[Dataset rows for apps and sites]
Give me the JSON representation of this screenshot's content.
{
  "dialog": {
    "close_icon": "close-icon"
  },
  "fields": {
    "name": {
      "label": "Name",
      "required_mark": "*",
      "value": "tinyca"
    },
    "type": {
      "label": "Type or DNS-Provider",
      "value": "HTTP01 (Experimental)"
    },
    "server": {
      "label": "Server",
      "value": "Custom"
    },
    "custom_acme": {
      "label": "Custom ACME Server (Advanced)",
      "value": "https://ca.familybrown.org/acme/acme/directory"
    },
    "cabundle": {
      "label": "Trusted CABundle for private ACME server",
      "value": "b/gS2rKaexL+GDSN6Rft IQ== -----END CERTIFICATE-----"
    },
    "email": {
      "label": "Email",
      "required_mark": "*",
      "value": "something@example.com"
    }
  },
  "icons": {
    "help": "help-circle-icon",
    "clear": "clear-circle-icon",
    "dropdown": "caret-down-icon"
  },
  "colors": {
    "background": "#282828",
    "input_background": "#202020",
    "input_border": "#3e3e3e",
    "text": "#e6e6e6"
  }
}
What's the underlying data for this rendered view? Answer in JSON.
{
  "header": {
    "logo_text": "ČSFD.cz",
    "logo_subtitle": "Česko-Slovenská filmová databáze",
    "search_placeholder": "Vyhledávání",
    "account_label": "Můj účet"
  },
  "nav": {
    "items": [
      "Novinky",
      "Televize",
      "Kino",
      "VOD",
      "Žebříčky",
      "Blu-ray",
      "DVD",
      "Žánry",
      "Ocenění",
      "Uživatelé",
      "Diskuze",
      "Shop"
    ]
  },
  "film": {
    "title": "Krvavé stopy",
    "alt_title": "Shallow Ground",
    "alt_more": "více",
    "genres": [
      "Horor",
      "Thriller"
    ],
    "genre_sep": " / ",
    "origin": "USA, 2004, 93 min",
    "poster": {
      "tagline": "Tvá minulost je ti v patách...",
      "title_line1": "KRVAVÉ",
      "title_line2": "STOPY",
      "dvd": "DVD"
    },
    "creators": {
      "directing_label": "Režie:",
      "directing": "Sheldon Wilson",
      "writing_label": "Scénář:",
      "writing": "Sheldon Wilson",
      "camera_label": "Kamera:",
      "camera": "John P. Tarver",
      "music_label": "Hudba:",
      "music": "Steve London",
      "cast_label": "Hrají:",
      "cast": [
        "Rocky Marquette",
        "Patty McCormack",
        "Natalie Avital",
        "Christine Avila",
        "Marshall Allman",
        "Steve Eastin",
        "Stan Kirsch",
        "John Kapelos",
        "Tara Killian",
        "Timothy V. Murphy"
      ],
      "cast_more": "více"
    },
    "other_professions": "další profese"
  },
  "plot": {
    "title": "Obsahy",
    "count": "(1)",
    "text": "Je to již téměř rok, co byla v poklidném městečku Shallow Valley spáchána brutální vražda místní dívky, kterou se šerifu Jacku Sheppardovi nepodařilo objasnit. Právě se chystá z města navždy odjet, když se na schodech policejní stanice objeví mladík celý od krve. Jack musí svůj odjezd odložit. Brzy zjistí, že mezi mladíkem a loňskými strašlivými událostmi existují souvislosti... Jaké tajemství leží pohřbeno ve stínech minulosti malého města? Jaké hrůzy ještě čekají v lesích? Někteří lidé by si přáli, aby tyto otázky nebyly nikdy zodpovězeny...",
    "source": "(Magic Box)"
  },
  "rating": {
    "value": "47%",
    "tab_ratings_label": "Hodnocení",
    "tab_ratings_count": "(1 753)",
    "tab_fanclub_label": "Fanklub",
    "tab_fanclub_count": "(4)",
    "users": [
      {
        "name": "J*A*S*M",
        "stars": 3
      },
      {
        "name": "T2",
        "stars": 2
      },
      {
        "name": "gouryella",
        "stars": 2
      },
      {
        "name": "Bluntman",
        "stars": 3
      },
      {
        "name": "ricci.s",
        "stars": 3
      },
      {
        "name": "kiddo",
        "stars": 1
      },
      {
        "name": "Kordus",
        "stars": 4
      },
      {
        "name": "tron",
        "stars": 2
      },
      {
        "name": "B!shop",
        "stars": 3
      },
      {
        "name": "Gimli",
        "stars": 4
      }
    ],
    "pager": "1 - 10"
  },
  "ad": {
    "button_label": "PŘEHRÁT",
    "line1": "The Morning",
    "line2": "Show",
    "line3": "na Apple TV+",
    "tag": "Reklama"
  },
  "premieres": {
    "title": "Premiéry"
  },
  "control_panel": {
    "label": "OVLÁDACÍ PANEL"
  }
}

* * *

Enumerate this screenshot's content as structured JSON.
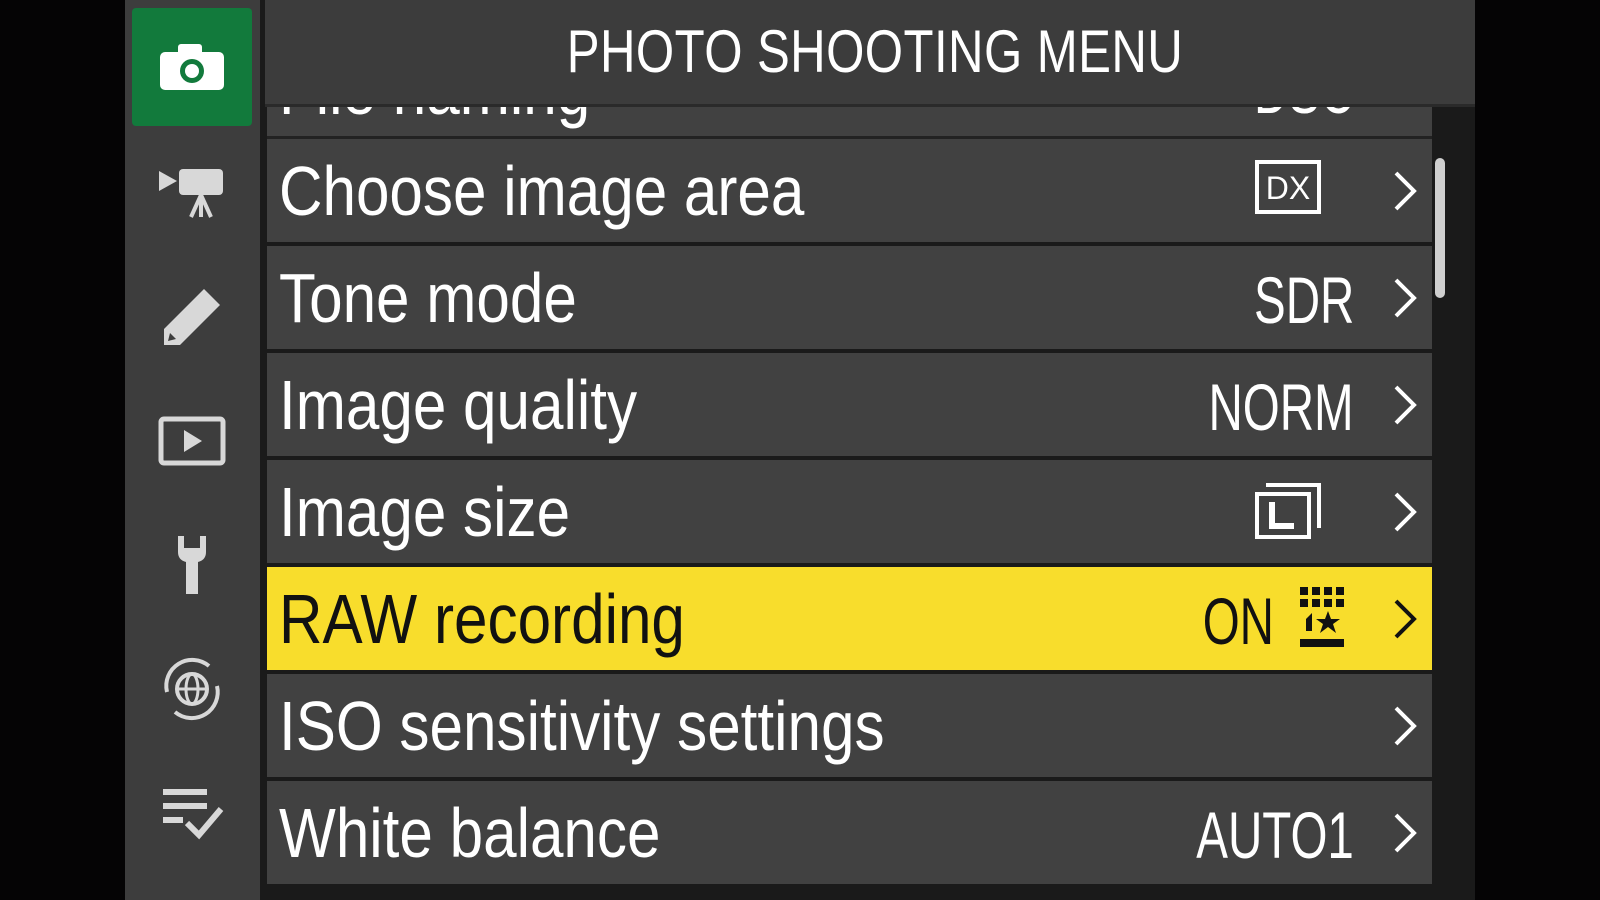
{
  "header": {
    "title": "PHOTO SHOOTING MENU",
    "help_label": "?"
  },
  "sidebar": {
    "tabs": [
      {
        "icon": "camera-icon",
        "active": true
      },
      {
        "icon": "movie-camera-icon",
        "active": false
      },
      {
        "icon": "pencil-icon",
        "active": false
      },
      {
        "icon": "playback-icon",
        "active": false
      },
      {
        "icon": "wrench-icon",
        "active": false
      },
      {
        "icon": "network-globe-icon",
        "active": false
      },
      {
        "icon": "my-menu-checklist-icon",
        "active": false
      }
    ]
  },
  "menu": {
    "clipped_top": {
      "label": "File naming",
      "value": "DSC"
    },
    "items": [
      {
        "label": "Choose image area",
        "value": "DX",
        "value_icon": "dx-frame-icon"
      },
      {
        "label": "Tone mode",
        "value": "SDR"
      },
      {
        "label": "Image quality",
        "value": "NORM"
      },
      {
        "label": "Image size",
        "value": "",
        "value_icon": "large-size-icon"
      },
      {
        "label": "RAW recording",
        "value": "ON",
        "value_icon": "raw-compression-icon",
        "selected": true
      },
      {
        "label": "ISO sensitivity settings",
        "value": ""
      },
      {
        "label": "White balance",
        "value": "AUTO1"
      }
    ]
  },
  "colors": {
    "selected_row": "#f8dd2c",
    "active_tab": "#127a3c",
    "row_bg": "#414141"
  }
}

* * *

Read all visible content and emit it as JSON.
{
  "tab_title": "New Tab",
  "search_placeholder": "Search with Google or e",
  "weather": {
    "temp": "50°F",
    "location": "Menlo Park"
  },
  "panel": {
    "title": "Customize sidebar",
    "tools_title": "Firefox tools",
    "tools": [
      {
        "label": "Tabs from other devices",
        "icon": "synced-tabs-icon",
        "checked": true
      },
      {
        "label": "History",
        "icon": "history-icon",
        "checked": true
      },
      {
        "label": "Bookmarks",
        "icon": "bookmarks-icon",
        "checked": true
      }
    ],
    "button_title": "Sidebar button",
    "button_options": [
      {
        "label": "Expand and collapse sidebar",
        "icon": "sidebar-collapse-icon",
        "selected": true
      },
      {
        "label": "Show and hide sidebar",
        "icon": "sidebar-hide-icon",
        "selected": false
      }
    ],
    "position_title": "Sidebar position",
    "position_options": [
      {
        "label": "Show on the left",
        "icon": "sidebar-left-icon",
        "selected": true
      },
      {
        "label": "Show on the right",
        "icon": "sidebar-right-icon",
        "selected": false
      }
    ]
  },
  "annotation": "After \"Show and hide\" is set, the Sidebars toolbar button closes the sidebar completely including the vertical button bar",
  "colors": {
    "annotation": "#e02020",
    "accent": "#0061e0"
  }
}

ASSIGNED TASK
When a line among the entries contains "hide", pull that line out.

WRITTEN ANSWER
        "label": "Show and hide sidebar",
        "icon": "sidebar-hide-icon",
  "annotation": "After \"Show and hide\" is set, the Sidebars toolbar button closes the sidebar completely including the vertical button bar",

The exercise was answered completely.